|US20140192207 *||Jan 6, 2014||Jul 10, 2014||Jinsong Ji||Method and apparatus to measure video characteristics locally or remotely|
|USRE45909 *||Nov 30, 2012||Mar 1, 2016||Novatek Microelectronics Corp.||Video decoding apparatus, video decoding method, and digital audio/video playback system capable of controlling presentation of sub-pictures|
|WO2013055910A1||Oct 11, 2012||Apr 18, 2013||Arena Pharmaceuticals, Inc.||Modulators of the gpr119 receptor and the treatment of disorders related thereto|
|U.S. Classification||386/230, 348/E09.056, 386/300, 386/241, 386/353, 386/337|
|International Classification||H04N5/91, G09G5/14, H04N9/75|
|Cooperative Classification||G09G2340/10, G09G5/14, H04N9/75, G09G2340/125|
|European Classification||H04N9/75, G09G5/14|
|May 26, 2000||AS||Assignment|
Owner name: CHIPS AND TECHNOLOGIES, LLC., CALIFORNIA
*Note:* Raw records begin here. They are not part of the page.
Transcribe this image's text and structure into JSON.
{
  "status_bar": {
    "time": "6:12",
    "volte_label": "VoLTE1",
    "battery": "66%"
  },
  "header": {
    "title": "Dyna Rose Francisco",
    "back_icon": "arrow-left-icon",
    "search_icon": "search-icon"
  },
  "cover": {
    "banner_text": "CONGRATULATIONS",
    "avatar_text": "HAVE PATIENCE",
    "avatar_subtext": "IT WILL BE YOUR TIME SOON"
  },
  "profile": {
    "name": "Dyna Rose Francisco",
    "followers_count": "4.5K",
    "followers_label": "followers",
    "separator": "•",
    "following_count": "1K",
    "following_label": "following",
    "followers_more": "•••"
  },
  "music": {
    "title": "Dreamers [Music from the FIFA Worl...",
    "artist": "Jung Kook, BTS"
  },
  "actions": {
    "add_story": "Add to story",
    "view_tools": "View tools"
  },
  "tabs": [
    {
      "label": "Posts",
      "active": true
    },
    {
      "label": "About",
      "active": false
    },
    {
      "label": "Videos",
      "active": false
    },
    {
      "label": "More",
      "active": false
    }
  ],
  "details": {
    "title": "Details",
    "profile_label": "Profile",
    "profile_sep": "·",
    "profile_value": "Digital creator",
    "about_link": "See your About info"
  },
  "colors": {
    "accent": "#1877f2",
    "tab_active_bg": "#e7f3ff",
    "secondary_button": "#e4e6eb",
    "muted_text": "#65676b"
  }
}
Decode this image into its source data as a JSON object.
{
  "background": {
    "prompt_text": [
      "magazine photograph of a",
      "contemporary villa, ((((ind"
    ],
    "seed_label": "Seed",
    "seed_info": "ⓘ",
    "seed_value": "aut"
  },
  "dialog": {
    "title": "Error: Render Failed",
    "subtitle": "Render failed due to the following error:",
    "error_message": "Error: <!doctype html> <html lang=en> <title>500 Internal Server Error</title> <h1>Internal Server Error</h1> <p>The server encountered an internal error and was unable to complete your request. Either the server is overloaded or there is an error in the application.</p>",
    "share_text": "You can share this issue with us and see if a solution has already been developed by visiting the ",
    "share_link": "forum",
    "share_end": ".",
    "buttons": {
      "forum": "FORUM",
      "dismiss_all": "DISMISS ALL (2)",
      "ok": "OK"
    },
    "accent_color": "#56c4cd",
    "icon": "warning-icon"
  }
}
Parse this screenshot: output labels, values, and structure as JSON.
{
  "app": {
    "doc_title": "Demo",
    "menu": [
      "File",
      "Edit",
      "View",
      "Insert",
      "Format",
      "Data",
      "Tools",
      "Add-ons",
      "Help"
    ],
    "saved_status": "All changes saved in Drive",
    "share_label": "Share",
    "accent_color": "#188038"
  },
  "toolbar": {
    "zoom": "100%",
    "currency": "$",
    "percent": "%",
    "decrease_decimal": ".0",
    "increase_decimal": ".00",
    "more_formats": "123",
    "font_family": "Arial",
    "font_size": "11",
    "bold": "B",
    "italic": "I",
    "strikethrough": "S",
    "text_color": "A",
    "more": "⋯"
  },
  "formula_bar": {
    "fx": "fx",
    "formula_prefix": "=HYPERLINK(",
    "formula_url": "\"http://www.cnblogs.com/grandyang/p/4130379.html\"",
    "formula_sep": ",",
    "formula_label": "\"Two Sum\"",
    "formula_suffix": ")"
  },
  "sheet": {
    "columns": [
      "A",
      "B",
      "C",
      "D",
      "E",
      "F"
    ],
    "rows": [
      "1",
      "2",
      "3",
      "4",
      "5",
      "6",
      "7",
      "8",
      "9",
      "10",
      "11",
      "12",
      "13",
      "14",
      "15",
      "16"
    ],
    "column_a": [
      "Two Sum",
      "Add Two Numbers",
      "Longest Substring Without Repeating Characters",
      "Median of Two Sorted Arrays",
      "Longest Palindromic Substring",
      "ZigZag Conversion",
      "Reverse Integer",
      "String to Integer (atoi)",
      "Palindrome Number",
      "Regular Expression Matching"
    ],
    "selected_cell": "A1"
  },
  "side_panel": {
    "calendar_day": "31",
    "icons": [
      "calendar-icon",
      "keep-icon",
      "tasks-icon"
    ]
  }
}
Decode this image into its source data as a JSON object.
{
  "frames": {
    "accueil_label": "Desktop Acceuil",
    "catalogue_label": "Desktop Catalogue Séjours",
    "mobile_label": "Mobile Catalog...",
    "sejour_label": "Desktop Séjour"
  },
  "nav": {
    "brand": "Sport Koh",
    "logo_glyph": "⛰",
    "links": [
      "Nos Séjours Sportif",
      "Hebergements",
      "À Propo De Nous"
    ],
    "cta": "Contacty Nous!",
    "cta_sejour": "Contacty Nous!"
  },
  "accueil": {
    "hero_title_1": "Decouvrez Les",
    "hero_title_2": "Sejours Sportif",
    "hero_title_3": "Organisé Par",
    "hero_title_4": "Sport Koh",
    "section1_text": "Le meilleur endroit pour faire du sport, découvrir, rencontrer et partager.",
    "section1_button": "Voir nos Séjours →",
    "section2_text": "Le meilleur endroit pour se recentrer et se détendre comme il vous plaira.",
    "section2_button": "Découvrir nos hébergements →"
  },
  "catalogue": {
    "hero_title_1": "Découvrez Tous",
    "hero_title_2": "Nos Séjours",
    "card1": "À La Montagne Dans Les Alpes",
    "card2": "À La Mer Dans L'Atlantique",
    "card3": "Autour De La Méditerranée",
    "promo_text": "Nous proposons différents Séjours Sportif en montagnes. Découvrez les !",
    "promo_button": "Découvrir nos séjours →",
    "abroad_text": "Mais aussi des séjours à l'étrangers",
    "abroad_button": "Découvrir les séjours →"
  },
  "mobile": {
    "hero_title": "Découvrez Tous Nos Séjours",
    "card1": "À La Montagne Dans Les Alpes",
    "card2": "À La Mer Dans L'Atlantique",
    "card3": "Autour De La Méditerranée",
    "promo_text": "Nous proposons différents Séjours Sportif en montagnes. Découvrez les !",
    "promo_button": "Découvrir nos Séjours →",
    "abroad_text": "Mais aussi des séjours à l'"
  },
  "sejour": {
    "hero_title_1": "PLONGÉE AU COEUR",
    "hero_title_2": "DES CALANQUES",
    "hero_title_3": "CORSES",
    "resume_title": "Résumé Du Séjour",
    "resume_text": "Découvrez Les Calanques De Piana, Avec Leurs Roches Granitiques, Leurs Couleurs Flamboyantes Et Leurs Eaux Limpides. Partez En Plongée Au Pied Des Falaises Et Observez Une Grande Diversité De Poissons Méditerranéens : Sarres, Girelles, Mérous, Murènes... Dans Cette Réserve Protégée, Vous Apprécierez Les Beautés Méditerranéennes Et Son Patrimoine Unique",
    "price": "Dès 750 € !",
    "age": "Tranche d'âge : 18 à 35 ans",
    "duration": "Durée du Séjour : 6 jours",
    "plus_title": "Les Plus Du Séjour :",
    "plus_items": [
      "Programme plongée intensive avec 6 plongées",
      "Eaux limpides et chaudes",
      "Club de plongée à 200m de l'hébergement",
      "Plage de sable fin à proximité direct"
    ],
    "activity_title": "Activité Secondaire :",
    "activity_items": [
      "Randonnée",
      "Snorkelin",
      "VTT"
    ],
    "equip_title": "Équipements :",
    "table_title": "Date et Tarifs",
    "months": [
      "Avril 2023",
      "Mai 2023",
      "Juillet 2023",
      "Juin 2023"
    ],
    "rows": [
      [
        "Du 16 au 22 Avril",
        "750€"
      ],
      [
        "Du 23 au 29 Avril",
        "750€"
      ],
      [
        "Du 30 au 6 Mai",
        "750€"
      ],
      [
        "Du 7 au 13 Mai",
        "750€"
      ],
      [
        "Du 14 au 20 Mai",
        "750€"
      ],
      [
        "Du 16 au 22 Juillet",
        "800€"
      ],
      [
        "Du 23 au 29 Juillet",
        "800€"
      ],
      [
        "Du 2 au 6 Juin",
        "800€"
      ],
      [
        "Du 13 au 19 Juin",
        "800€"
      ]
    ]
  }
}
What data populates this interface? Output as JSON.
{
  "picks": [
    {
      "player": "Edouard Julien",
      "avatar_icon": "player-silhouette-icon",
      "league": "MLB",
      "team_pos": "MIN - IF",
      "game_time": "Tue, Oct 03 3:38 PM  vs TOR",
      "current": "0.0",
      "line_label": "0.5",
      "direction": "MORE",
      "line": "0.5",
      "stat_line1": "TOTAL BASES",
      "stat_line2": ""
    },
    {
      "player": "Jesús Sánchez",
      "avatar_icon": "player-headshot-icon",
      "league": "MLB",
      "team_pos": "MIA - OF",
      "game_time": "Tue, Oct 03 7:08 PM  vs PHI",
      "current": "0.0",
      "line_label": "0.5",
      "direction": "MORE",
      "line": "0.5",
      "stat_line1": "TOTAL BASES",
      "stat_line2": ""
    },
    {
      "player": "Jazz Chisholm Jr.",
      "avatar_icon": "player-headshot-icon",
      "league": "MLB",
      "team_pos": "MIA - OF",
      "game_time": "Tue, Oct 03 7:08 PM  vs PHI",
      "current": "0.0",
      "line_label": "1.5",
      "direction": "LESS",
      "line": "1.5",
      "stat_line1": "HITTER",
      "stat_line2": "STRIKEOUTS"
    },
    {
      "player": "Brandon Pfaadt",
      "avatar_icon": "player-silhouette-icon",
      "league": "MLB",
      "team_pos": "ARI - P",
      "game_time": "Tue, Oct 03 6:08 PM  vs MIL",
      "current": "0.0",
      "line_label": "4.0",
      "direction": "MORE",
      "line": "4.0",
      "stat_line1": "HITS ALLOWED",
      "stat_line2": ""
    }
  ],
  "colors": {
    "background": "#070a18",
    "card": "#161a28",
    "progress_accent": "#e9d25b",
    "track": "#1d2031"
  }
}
Free format text: ASSIGNMENT OF ASSIGNORS INTEREST;ASSIGNOR:VASQUEZ MAXIMINO;REEL/FRAME:010836/0874
Effective date: 20000110
|Jul 1, 2004||AS||Assignment|
Owner name: INTEL CORPORATION, CALIFORNIA
Free format text: ASSIGNMENT OF ASSIGNORS INTEREST;ASSIGNOR:CHIPS AND TECHNOLOGY, LLC;REEL/FRAME:014813/0954
Effective date: 20040611
|Jan 5, 2009||REMI||Maintenance fee reminder mailed|
|Jun 28, 2009||REIN||Reinstatement after maintenance fee payment confirmed|
|Aug 18, 2009||FP||Expired due to failure to pay maintenance fee|
Effective date: 20090628
|Sep 27, 2010||PRDP||Patent reinstated due to the acceptance of a late maintenance fee|
Effective date: 20101001
|Oct 1, 2010||SULP||Surcharge for late payment|
|Oct 1, 2010||FPAY||Fee payment|
Year of fee payment: 4
|Nov 28, 2012||FPAY||Fee payment|
Year of fee payment: 8
|Feb 3, 2017||REMI||Maintenance fee reminder mailed|
|Jun 28, 2017||LAPS||Lapse for failure to pay maintenance fees|
|Aug 15, 2017||FP||Expired due to failure to pay maintenance fee|
Effective date: 20170628